This week I had a real lightbulb moment at the extent of my anxieties with Alice, and it was in an environment I visit every year. It has become an annual tradition for the last 6 years for my mum and I to go to the Bath Christmas markets together, and when Alice was born that was no different. As I was breastfeeding (and quite frankly, because I didn’t want to leave her), when she was four months old, she came with us. We were excited about it being a girls’ trip, with three generations away enjoying the festivities together. And she dictated the entire two days.
I am so grateful for my mum. I am fully aware of my obsessive nature, my tendency to fixate intently on something, my need for organisation and routine, and my mum is always more than happy to indulge it. She knows it makes me feel better to feel like I am in control of situations and she supports that. But, when we went to Bath, these traits of mine revolved around Alice so much that they tarnished what has always been an enjoyable, lighthearted trip.
This year, our sixth time we have visited, has been an absolutely wonderful festive time. We ate, we drank, we laughed, we shopped. We wandered around leisurely, we had no real time or schedule to our day; it was lovely and relaxing. Jack simply slotted into place. This was a polar opposite experience to when we first visited with Alice, and yet I only realised the extent of my anxieties in direct contrast to my experiences this week.
With Alice I was obsessed with the timings. Even travelling up I was in a mild panic if the car slowed down for fear it would wake her and she would cry. As soon as we arrived, I wanted to map our entire day out to ensure there wouldn’t be an occasion where Alice would need a feed and we wouldn’t be able to coincide it with sitting down for a food or drink break ourselves. This was in part from a general insecurity which stemmed from still having a lack of experience with breastfeeding, but with Jack, we just enjoyed the day and if he wanted a feed we addressed it at the time. As it transpired, he went long stretches being perfectly content in the pram and so allowed us to enjoy the atmosphere of the markets, all the while loving the lights himself! If Alice wasn’t matching up to the timings that I had imposed on her then I worried even more and created even more stress for myself. I just didn’t want to be in a situation where she would be crying and I wouldn’t be able to do anything – getting your nipple out on the high street in November is not for the faint hearted! With Jack, on the rare occasion he did get upset I simply put him in the sling and we carried on as we were. No stress, no worry and no effect on our trip.

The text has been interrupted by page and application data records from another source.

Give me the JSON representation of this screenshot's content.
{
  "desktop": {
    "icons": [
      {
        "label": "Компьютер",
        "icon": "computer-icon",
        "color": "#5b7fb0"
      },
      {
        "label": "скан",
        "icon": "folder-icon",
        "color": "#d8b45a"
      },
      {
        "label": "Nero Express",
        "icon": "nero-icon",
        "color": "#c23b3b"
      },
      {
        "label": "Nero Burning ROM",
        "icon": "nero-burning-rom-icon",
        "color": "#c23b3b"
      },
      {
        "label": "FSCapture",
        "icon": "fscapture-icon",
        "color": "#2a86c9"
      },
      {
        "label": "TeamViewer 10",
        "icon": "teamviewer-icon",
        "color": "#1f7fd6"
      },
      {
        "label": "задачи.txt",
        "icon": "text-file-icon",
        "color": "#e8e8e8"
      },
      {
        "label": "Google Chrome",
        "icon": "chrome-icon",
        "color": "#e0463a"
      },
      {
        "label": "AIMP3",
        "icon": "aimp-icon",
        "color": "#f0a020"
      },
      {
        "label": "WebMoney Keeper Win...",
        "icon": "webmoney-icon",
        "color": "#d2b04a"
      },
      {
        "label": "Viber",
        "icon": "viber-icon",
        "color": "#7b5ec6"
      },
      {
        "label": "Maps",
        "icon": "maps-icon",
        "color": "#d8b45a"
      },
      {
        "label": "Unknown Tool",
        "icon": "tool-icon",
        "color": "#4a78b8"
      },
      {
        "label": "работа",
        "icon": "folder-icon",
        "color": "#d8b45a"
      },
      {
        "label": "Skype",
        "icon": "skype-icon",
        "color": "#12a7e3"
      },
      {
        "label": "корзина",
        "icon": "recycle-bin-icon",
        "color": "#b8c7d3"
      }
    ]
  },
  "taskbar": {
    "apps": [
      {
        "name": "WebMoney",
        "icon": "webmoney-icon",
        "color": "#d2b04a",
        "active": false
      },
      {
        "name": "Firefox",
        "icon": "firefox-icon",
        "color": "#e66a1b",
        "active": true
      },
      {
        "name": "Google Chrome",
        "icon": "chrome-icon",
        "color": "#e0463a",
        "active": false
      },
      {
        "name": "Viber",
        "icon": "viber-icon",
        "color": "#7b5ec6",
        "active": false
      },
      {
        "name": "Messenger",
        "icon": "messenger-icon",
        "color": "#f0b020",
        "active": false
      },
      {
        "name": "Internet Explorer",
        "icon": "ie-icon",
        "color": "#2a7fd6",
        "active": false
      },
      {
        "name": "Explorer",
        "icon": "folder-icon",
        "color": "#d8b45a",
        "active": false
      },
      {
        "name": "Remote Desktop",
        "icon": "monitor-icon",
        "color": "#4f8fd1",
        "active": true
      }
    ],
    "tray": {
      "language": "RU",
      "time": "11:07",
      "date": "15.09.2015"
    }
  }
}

I was also absolutely obsessed with the importance of Alice’s routine. She was an awful sleeper and I was convinced if I could keep things almost exactly the same on the trip as they would be at home then she wouldn’t be disrupted. Except, I forgot her sleeping bag. What ensued was that I dragged my poor mum around every department store in Bath desperately looking for a suitable sleeping bag. I had blankets with me but in my mind that was not good enough and so two hours of our day was spent purely on finding a replacement. Now, I can laugh about it. If that had happened this week, I wouldn’t have given a second thought to just making do with what I had with me, but at the time it was so desperately important to me and reflecting back on that makes me sad. I was so fixated on the small things that I was never just enjoying Alice. Instead, I was always worrying about her.
It does feel a little unfair to do direct comparisons when Alice had such severe reflux issues. This meant that she was in a lot of pain a lot of the time, she was on medication and she had to be upright as much as possible for her own comfort. Jack, on the other hand, is the happiest, most content little boy. He is forever smiling and perfectly happy to occupy himself. So, although I did have so many worries with Alice, she was my first so I had all the insecurities that came with being a new mum and there was also more for me to worry about with her. Who wants their baby to be in pain?
I don’t want to suggest I’m some kind of casual and laid back mum now. Far from it. I will still panic wildly every time I have to dress the children for going outside. And in fact, this did happen in Bath, where I asked mum approximately eighty times whether she thought Jack was warm enough / cosy enough / too cold. But I really am making a more conscious effort to not sweat the small stuff. And it’s working. We are all much happier and relaxed without the pressure cooker of my anxieties playing on everybody’s mind.